WORK INSTRUCTIONS:
In the listing below, pick out lines with "tattoo".

RECORDS PROVIDED:
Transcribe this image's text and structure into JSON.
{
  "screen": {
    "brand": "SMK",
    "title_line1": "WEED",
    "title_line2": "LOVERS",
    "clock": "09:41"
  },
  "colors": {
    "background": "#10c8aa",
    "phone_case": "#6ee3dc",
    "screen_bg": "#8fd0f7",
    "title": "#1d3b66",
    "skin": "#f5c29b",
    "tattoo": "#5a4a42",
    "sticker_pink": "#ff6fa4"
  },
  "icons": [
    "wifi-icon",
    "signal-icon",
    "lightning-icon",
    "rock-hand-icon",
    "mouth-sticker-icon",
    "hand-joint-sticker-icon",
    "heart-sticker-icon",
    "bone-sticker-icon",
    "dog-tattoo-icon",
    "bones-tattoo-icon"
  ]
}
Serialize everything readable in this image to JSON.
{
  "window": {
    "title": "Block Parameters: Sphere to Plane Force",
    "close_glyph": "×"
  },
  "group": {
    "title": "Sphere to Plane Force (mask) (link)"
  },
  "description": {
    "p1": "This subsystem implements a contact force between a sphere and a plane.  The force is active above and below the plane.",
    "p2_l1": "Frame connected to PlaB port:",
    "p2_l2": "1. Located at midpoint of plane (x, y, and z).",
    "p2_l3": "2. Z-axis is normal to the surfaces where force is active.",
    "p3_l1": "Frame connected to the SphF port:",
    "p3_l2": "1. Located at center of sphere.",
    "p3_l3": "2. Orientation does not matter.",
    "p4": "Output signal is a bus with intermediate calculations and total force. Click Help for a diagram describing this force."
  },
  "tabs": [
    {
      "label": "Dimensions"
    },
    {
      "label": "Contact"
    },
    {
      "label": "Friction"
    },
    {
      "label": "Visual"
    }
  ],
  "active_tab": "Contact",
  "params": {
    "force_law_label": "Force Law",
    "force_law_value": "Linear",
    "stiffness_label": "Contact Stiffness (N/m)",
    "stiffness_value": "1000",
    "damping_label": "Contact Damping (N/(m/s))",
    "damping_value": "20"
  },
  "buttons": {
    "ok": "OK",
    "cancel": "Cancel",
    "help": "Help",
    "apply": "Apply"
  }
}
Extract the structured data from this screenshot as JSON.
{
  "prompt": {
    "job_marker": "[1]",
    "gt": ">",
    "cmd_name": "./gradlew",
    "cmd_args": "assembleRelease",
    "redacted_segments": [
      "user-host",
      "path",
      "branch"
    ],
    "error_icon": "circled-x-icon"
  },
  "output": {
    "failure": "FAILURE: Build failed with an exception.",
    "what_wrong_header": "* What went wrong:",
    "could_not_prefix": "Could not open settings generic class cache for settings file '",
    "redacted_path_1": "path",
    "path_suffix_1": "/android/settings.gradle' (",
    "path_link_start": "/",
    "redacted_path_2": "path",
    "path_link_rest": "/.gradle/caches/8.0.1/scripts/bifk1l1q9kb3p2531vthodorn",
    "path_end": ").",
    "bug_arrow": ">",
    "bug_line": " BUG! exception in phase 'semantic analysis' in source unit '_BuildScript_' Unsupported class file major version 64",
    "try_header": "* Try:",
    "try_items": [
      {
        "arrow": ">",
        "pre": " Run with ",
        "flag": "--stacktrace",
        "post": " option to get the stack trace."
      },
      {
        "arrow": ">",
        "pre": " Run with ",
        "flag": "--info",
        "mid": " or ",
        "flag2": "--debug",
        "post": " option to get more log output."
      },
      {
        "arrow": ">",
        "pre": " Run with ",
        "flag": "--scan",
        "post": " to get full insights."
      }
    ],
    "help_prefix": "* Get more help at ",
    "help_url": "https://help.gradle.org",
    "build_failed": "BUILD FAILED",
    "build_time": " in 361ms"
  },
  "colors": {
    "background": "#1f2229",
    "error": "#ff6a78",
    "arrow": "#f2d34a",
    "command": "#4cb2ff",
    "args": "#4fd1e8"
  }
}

TASK RESULT:
    "tattoo": "#5a4a42",
    "dog-tattoo-icon",
    "bones-tattoo-icon"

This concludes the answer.